Russia is reportedly working on using stablecoins as a way to circumvent Western sanctions. The country’s deputy Finance Minister Alexey Moiseyev recently revealed this crypto strategy adoption. According to Moiseyev, Russia wants to use stablecoins to make payments with “friendly countries”. Due to sanctions, the country finds it nearly impossible to access Western fiat, such as US dollars and euros. However, Russian state news agency Tass reports that creating bilateral platforms with “tokenized instruments,” including stablecoins, will address this problem. In Moiseyev’s own words, per Tass:
“We are currently working with a number of countries to create bilateral platforms in order not to use dollars and euros. We offer mutually acceptable tokenized instruments that will be used on these platforms, which are essentially clearing platforms that we are currently developing with these countries.”
Furthermore, the Russian high-ranking government fiscal official also added:
“Stablecoins can be pegged to some generally recognized instrument, for example, gold, the value of which is clear and observable for all participants.”
Russia to Facilitate Additional Regulations to Accommodate Stablecoins
Moiseyev’s statement suggests that the Russian government must institute additional regulations to make the stablecoin agenda feasible.
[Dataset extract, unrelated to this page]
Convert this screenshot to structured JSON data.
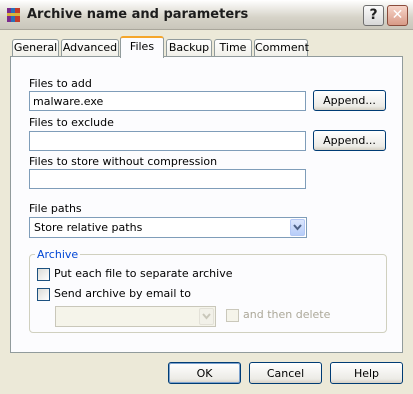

This includes properly establishing the crypto “cross-border settlement” platform between itself and friendly nations/allies. The Russian finance ministry and its central bank previously agreed that the stringent Western sanction measures makes crypto inevitable.
Western mainstays such as the US and the European Union imposed severe sanctions on Russia following its attack on Ukraine back in February. Many of these sanctions attacked the fiscal structure of the Russian economy. They include the ousting of Russian banks by the European Union from the Society for Worldwide Interbank Financial Telecommunication (SWIFT) messaging system. In addition, the US Office of Foreign Assets Control blacklisted numerous Russian entities and nationals. Still, several Western businesses boycotted Russia by suspending operations or pulling out completely.
Russia Under a Pile of Increasing Western Sanctions
The Russian economy has naturally taken a massive hit since then, and talks of ‘deep and prolonged economic damage’ are more frequent. For instance, likely analytical scenarios suggest that the economic contraction will occur faster next year. Furthermore, these suggestions also posit that the Russian economy may take at least a decade to recover fully. A mildly-minded scenario envisages the Russian economy regressing next year at 8.3% below last year’s level. Meanwhile, an aggressively-minded scenario forecasts the plunge in 2024, at 11.9% below 2021’s level.
All scenarios also predict that the sanctions imposed on Russia will intensify as more countries likely join in. This is a direct reference to reports that EU members are looking to wean themselves totally off Russian energy exports. Such a decision may render irrevocable damage to the Kremlin, as oil and gas supply are the lifeblood of the Russian economy.